Singapore scientists have proposed to use a method of immunotherapy, based on the design of chimeric antigens from its own immune cells of the patient, which has been used successfully in the treatment of cancer patients, for the treatment COVID-19. The study is published in the journal of Experimental Medicine.
A method of treatment of cancer patients using the so-called virus-targeting receptors involves extracting immune cells — T-lymphocytes — from the patient’s bloodstream and engineering them to one of two types of receptors: receptors chimeric antigen (CAR) receptor or T-cell (TCR). TCR is located on the surface of T-lymphocytes, and CAR are artificial receptors of T-cells, which are generated in the laboratory. These receptors allow designed T-lymphocytes to recognize cancerous or infected cells.
Scientists from the Medical school of Duke-NUS in Singapore has proposed to use this method as a potential therapy for coronavirus infection COVID-19. In addition to supporting cancer patients such therapy has successfully been used in the treatment of several infectious diseases, such as hepatitis B.

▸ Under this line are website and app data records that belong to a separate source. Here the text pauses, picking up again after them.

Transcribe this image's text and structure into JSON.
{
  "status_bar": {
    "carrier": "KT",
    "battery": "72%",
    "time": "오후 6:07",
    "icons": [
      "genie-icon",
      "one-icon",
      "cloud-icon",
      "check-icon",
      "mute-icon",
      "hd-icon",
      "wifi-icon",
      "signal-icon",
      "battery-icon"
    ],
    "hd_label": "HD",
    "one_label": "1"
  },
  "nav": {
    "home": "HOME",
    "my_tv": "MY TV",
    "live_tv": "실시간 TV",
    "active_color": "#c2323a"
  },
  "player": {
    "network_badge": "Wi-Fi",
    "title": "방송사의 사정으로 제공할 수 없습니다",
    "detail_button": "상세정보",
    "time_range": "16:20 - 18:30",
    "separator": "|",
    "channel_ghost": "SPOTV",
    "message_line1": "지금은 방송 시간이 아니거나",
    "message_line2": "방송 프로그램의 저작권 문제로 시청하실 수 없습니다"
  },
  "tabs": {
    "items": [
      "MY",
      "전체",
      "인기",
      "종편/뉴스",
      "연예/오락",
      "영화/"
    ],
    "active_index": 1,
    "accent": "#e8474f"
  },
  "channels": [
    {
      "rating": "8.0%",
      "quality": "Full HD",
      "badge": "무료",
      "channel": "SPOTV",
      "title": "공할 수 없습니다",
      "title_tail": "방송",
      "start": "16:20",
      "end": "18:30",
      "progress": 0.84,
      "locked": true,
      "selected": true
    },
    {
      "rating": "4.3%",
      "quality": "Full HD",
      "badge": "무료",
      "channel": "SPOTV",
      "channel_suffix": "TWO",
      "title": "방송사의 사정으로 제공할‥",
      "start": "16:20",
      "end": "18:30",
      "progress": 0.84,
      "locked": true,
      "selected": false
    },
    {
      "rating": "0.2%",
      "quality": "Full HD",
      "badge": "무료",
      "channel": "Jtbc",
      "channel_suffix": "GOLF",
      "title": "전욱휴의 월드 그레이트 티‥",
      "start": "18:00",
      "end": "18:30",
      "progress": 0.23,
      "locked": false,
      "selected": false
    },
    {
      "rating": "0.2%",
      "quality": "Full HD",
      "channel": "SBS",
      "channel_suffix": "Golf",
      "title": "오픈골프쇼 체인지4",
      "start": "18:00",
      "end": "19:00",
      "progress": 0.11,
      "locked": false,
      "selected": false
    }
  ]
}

Generally, this type of immunotherapy requires specialized staff and equipment, and it must be carried out indefinitely. This makes the method costly to treat most types of viral infections. But often there is no other alternative. So, most of modern antiviral drugs just suppress the replication of hepatitis B virus, and treated with their help less than 5 percent of patients. The treatment of these patients with combination antiviral and CAR/TCR T-cells remains the only viable option.
The authors developed their own version using electroporation of mRNA for the construction of T-cells CAR/TCR. The functional activity of T-cells is limited to a short period of time and thus provides enhanced security features that are appropriate for use in patients with viral diseases.
“This method is used for the treatment of cancer patients, when lymphocytes of patients are forwarded to the detection and destruction of cancer cells. However, its potential against infectious diseases and specific viruses has not been studied — are in the press release, medical school words of one of the authors of the study, Dr. Anthony Tanoto Tana (Anthony Tanoto Tan). — We argue that some infections such as HIV and hepatitis B virus may be an ideal target for this therapy, especially if the lymphocytes were designed using the approach that keeps them active for a limited period of time to minimize potential side effects.”
At the time, the authors demonstrated that T cells can be redirected for targeting the coronavirus responsible for SARS. In the new study, they show that the potential of immunotherapy T-cell CAR/TCR can be used for coronavirus SARS-CoV-2, calling COVID-19.
“Our team continues to explore the potential of immunotherapy T-cell CAR/TCR to combat the virus that causes COVID-19, and the protection of patients with its symptoms,” said first author of the study, Professor Antonio Bertoletti (Antonio Bertoletti).